- _YOUR ASSIGNMENT_:
Copy out the entries exactly, from the first line to the last.

- _INPUT MATERIAL_:
*** Begin section ***

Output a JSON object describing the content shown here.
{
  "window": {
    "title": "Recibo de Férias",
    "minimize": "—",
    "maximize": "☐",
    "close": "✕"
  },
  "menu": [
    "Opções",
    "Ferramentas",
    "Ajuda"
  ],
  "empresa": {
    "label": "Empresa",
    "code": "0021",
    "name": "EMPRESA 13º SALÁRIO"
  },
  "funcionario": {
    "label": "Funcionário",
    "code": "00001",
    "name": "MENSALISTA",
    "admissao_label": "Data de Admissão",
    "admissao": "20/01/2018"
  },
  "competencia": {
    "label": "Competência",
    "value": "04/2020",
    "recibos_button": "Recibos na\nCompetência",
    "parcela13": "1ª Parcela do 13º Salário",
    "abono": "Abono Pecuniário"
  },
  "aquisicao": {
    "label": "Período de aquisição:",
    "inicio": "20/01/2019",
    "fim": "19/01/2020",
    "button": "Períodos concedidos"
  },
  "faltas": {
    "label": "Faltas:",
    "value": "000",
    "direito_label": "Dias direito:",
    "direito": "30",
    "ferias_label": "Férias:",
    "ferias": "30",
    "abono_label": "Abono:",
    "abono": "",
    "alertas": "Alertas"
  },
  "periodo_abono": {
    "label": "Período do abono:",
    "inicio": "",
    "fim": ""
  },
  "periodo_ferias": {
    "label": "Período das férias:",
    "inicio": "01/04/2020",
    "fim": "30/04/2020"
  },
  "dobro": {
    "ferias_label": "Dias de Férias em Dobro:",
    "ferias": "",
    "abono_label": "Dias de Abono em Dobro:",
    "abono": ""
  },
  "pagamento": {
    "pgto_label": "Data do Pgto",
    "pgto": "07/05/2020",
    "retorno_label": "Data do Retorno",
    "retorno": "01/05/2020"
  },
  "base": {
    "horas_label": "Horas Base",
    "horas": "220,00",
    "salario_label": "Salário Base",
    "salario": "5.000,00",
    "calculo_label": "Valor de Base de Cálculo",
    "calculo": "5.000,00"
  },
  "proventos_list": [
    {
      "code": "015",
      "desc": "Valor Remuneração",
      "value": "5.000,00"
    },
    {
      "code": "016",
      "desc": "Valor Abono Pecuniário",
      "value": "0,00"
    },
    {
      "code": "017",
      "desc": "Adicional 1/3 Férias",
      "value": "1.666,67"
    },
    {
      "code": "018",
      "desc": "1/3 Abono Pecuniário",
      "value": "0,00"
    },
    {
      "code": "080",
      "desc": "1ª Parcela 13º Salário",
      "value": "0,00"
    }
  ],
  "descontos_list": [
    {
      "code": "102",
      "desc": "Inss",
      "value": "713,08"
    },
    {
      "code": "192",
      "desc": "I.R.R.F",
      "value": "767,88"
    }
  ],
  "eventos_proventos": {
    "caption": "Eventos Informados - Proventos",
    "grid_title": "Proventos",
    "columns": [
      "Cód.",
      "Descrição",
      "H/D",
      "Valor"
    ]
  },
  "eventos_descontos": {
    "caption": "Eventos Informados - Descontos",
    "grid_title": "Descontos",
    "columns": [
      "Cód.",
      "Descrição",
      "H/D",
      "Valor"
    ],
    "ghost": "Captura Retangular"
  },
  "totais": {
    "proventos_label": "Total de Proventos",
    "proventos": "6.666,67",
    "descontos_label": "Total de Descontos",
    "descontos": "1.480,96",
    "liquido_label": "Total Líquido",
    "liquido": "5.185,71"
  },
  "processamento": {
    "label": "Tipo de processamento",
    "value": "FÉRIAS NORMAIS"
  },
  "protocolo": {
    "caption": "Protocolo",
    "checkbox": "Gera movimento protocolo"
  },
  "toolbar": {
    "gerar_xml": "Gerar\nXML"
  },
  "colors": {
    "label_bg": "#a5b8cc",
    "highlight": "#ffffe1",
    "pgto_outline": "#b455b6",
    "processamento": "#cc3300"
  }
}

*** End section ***

- _SOLVED PROBLEM_:
Output a JSON object describing the content shown here.
{
  "window": {
    "title": "Recibo de Férias",
    "minimize": "—",
    "maximize": "☐",
    "close": "✕"
  },
  "menu": [
    "Opções",
    "Ferramentas",
    "Ajuda"
  ],
  "empresa": {
    "label": "Empresa",
    "code": "0021",
    "name": "EMPRESA 13º SALÁRIO"
  },
  "funcionario": {
    "label": "Funcionário",
    "code": "00001",
    "name": "MENSALISTA",
    "admissao_label": "Data de Admissão",
    "admissao": "20/01/2018"
  },
  "competencia": {
    "label": "Competência",
    "value": "04/2020",
    "recibos_button": "Recibos na\nCompetência",
    "parcela13": "1ª Parcela do 13º Salário",
    "abono": "Abono Pecuniário"
  },
  "aquisicao": {
    "label": "Período de aquisição:",
    "inicio": "20/01/2019",
    "fim": "19/01/2020",
    "button": "Períodos concedidos"
  },
  "faltas": {
    "label": "Faltas:",
    "value": "000",
    "direito_label": "Dias direito:",
    "direito": "30",
    "ferias_label": "Férias:",
    "ferias": "30",
    "abono_label": "Abono:",
    "abono": "",
    "alertas": "Alertas"
  },
  "periodo_abono": {
    "label": "Período do abono:",
    "inicio": "",
    "fim": ""
  },
  "periodo_ferias": {
    "label": "Período das férias:",
    "inicio": "01/04/2020",
    "fim": "30/04/2020"
  },
  "dobro": {
    "ferias_label": "Dias de Férias em Dobro:",
    "ferias": "",
    "abono_label": "Dias de Abono em Dobro:",
    "abono": ""
  },
  "pagamento": {
    "pgto_label": "Data do Pgto",
    "pgto": "07/05/2020",
    "retorno_label": "Data do Retorno",
    "retorno": "01/05/2020"
  },
  "base": {
    "horas_label": "Horas Base",
    "horas": "220,00",
    "salario_label": "Salário Base",
    "salario": "5.000,00",
    "calculo_label": "Valor de Base de Cálculo",
    "calculo": "5.000,00"
  },
  "proventos_list": [
    {
      "code": "015",
      "desc": "Valor Remuneração",
      "value": "5.000,00"
    },
    {
      "code": "016",
      "desc": "Valor Abono Pecuniário",
      "value": "0,00"
    },
    {
      "code": "017",
      "desc": "Adicional 1/3 Férias",
      "value": "1.666,67"
    },
    {
      "code": "018",
      "desc": "1/3 Abono Pecuniário",
      "value": "0,00"
    },
    {
      "code": "080",
      "desc": "1ª Parcela 13º Salário",
      "value": "0,00"
    }
  ],
  "descontos_list": [
    {
      "code": "102",
      "desc": "Inss",
      "value": "713,08"
    },
    {
      "code": "192",
      "desc": "I.R.R.F",
      "value": "767,88"
    }
  ],
  "eventos_proventos": {
    "caption": "Eventos Informados - Proventos",
    "grid_title": "Proventos",
    "columns": [
      "Cód.",
      "Descrição",
      "H/D",
      "Valor"
    ]
  },
  "eventos_descontos": {
    "caption": "Eventos Informados - Descontos",
    "grid_title": "Descontos",
    "columns": [
      "Cód.",
      "Descrição",
      "H/D",
      "Valor"
    ],
    "ghost": "Captura Retangular"
  },
  "totais": {
    "proventos_label": "Total de Proventos",
    "proventos": "6.666,67",
    "descontos_label": "Total de Descontos",
    "descontos": "1.480,96",
    "liquido_label": "Total Líquido",
    "liquido": "5.185,71"
  },
  "processamento": {
    "label": "Tipo de processamento",
    "value": "FÉRIAS NORMAIS"
  },
  "protocolo": {
    "caption": "Protocolo",
    "checkbox": "Gera movimento protocolo"
  },
  "toolbar": {
    "gerar_xml": "Gerar\nXML"
  },
  "colors": {
    "label_bg": "#a5b8cc",
    "highlight": "#ffffe1",
    "pgto_outline": "#b455b6",
    "processamento": "#cc3300"
  }
}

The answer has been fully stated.